* WORK INSTRUCTION:
Where the string "index" occurs in the material below, report the whole line.

* DATA FOR PROCESSING:
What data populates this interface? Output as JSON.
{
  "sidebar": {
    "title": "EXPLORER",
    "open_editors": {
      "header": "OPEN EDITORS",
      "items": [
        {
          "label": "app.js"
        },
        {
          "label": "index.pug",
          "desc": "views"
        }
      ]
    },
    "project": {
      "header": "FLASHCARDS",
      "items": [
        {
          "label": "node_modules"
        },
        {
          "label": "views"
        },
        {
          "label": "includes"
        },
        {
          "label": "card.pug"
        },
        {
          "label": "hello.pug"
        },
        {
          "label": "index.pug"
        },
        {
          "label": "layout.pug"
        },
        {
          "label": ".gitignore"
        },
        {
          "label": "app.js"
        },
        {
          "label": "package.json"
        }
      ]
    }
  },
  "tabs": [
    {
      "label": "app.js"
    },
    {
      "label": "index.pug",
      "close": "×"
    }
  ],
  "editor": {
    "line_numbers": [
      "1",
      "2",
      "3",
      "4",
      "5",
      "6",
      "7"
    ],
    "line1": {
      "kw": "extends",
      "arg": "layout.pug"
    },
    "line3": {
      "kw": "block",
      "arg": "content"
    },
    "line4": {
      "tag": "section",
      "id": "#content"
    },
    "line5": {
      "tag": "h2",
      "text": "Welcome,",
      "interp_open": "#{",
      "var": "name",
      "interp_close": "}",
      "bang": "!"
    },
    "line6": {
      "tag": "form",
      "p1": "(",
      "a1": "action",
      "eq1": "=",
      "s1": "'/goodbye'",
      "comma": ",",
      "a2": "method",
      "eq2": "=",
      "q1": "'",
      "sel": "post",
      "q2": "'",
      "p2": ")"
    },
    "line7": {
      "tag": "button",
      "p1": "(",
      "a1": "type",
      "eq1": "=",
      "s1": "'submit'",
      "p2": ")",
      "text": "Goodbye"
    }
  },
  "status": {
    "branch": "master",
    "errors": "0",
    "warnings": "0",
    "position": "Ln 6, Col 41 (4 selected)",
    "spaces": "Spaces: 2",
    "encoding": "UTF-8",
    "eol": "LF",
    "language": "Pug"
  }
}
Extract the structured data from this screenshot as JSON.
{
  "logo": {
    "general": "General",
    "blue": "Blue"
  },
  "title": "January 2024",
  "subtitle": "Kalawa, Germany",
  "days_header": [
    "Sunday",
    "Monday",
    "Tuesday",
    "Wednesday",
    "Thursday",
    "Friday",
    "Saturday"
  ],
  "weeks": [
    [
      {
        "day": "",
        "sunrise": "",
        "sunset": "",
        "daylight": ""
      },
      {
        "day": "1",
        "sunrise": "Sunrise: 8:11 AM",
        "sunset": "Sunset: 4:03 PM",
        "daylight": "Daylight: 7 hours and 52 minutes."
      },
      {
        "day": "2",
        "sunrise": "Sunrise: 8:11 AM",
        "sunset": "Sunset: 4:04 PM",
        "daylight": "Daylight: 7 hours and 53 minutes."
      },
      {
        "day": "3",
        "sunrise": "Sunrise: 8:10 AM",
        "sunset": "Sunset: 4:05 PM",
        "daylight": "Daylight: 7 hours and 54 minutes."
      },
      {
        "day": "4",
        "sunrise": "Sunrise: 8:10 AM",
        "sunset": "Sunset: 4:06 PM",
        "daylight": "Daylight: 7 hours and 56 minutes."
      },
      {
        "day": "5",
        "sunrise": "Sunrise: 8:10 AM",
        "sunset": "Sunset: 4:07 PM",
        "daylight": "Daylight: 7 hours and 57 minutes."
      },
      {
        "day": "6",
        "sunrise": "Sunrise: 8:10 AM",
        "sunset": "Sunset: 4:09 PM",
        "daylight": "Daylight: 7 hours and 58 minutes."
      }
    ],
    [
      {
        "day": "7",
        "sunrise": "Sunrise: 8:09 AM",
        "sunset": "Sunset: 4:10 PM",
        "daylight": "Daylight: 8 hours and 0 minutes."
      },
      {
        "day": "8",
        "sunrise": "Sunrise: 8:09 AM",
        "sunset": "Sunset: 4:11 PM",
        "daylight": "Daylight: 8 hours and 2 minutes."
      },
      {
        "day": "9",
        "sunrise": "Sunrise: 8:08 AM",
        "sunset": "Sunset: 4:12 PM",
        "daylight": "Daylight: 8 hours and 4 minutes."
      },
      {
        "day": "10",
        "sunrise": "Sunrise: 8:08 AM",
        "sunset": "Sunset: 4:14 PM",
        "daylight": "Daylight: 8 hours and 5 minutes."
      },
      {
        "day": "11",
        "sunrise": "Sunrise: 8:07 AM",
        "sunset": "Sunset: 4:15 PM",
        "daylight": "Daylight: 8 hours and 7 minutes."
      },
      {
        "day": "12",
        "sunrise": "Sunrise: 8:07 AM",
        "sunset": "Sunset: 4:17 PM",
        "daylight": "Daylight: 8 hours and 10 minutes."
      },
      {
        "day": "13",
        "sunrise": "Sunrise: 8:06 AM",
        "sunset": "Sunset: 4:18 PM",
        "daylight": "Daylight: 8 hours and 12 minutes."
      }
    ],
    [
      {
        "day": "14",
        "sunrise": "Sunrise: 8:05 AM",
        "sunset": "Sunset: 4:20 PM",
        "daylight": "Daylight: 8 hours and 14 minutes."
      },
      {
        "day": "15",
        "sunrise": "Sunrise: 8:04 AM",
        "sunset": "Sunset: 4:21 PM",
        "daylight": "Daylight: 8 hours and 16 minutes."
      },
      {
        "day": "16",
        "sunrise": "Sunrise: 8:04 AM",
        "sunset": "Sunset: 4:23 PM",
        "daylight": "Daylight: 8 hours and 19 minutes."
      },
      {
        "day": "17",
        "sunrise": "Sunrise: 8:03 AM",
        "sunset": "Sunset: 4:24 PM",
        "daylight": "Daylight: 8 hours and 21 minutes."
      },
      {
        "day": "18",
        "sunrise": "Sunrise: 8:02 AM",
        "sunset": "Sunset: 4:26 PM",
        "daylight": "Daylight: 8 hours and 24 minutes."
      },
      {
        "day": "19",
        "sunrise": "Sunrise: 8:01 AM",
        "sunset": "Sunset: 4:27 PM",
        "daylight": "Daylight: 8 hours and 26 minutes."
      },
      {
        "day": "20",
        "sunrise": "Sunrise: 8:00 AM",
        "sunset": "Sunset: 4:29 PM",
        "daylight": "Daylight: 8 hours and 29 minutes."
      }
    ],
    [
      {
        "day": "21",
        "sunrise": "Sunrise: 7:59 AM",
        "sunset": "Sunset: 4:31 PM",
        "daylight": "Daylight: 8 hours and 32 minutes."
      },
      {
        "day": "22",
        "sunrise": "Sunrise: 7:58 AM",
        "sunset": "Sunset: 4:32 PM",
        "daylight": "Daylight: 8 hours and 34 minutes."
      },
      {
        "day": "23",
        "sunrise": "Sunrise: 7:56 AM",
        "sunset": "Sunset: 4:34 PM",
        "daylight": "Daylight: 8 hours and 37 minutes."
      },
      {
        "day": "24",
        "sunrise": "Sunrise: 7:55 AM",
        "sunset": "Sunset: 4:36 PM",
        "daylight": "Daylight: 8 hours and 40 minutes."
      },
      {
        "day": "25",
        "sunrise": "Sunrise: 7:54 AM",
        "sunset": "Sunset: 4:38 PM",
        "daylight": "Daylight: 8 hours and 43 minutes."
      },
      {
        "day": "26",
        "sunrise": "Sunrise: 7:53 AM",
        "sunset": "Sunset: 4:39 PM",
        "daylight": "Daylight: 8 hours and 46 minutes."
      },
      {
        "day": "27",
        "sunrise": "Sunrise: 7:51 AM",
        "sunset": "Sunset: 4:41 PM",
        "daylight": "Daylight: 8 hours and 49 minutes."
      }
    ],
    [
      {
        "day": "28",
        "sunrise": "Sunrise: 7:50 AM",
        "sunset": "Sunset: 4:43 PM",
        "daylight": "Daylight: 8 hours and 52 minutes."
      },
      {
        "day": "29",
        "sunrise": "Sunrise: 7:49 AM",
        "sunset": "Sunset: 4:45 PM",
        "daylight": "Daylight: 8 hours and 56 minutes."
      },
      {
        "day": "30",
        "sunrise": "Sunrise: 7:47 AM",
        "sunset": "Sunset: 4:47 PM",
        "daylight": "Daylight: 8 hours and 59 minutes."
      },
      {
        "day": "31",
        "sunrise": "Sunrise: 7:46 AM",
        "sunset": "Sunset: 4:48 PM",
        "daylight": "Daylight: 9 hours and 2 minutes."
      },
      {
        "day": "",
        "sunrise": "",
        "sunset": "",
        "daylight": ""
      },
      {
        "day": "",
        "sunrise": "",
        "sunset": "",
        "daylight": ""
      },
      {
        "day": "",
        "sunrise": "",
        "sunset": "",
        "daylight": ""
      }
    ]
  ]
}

* OUTPUT OF THE TASK:
          "label": "index.pug",
          "label": "index.pug"
      "label": "index.pug",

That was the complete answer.